David Parry-Davies
David Parry-Davies

When the people lead, the leaders will follow

“When the people lead, the leaders will follow.” How often has this statement been proven true? Remember the French Revolution, the breakdown of the USSR, the fall of apartheid in South Africa. Is this beginning to unfold again in Zimbabwe?

In each case, people were faced with what appeared to be huge and insurmountable problems against which they as individuals felt insignificant and powerless. And yet, once they reached a point where they felt the situation was “intolerable” and they decided to take whatever small or large actions they could to resist or change the status quo, the collective force was unstoppable. Radical change happened — sometimes amazingly and quickly!

In looking at climate change and the other environmental challenges that we are facing — and seeing a clear pattern of too little action, too late, by government and the corporate sector — it is clear that we cannot sit back and wait for them to solve these issues. They are too slow and have too many vested interests and agendas that conflict with the interests of natural resources and eco-systems.

Are we going to wait until our environment becomes “intolerable” before we take action? Do we have to wait till our air becomes unbreathable, our water undrinkable and our food too toxic to eat before we send a message to our political and business leaders that we require effective and immediate change?

We can show our leaders the way and each of us can actively participate in changing current unsustainable patterns and solving our environmental challenges in three effective ways:

1. Give the environment a voice
By joining or supporting an environmental organisation, you can increase the leverage that the environmental experts have to negotiate on our behalf to influence both corporate and government policy and practice. We pay lawyers to fight for our legal rights, so why not pay the environmentalists to fight for our environmental rights? (The WWF and Endangered Wildlife Trust both actively engage with and lobby government and the corporate sector.)

2. Use your consumer power to motivate corporate sustainability
By choosing to purchase products and services from those organisations that demonstrate care and concern for people and the planet, you financially reward the “good guys”, penalise those who do not care and motivate manufacturers to produce products in a manner that is less harmful to people and the planet. (Money and market share influence corporate behaviour faster than any moral debate or legal action.)

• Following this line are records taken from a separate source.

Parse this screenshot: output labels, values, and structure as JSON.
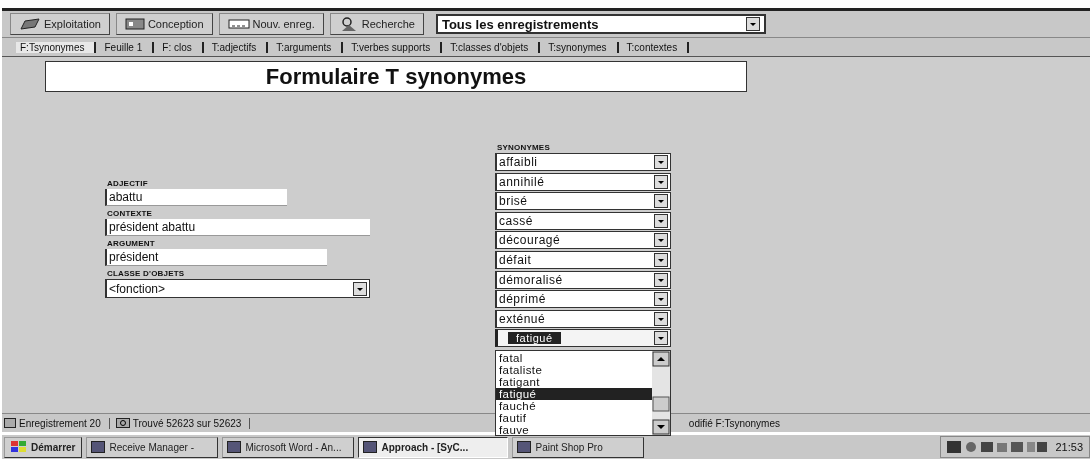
{
  "toolbar": {
    "buttons": [
      {
        "label": "Exploitation",
        "kind": "exploit"
      },
      {
        "label": "Conception",
        "kind": "design"
      },
      {
        "label": "Nouv. enreg.",
        "kind": "new"
      },
      {
        "label": "Recherche",
        "kind": "find"
      }
    ],
    "find_select": {
      "value": "Tous les enregistrements"
    }
  },
  "tabs": [
    {
      "label": "F:Tsynonymes",
      "selected": true
    },
    {
      "label": "Feuille 1",
      "selected": false
    },
    {
      "label": "F: clos",
      "selected": false
    },
    {
      "label": "T:adjectifs",
      "selected": false
    },
    {
      "label": "T:arguments",
      "selected": false
    },
    {
      "label": "T:verbes supports",
      "selected": false
    },
    {
      "label": "T:classes d'objets",
      "selected": false
    },
    {
      "label": "T:synonymes",
      "selected": false
    },
    {
      "label": "T:contextes",
      "selected": false
    }
  ],
  "form": {
    "title": "Formulaire T synonymes",
    "fields": [
      {
        "label": "ADJECTIF",
        "value": "abattu",
        "kind": "short"
      },
      {
        "label": "CONTEXTE",
        "value": "président abattu",
        "kind": "long"
      },
      {
        "label": "ARGUMENT",
        "value": "président",
        "kind": "medium"
      },
      {
        "label": "CLASSE D'OBJETS",
        "value": "<fonction>",
        "kind": "select"
      }
    ],
    "synonyms": {
      "label": "SYNONYMES",
      "items": [
        {
          "value": "affaibli"
        },
        {
          "value": "annihilé"
        },
        {
          "value": "brisé"
        },
        {
          "value": "cassé"
        },
        {
          "value": "découragé"
        },
        {
          "value": "défait"
        },
        {
          "value": "démoralisé"
        },
        {
          "value": "déprimé"
        },
        {
          "value": "exténué"
        }
      ],
      "open_field": {
        "value": "fatigué",
        "options": [
          {
            "label": "fatal",
            "selected": false
          },
          {
            "label": "fataliste",
            "selected": false
          },
          {
            "label": "fatigant",
            "selected": false
          },
          {
            "label": "fatigué",
            "selected": true
          },
          {
            "label": "fauché",
            "selected": false
          },
          {
            "label": "fautif",
            "selected": false
          },
          {
            "label": "fauve",
            "selected": false
          }
        ]
      }
    }
  },
  "status_bar": {
    "record": "Enregistrement 20",
    "found": "Trouvé 52623 sur 52623",
    "message": "odifié F:Tsynonymes"
  },
  "taskbar": {
    "start": "Démarrer",
    "tasks": [
      {
        "label": "Receive Manager -",
        "selected": false
      },
      {
        "label": "Microsoft Word - An...",
        "selected": false
      },
      {
        "label": "Approach - [SyC...",
        "selected": true
      },
      {
        "label": "Paint Shop Pro",
        "selected": false
      }
    ],
    "clock": "21:53"
  }
}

3. Reduce your environmental footprint by evolving your value system
It’s time to move into a more “evolved” value system in which quality is seen to be superior to quantity. We can substantially reduce the impact we have on the environment by reducing the quantity of unnecessary “stuff” that we wastefully consume. As the saying goes, we need to live more simply — in order that others can simply live.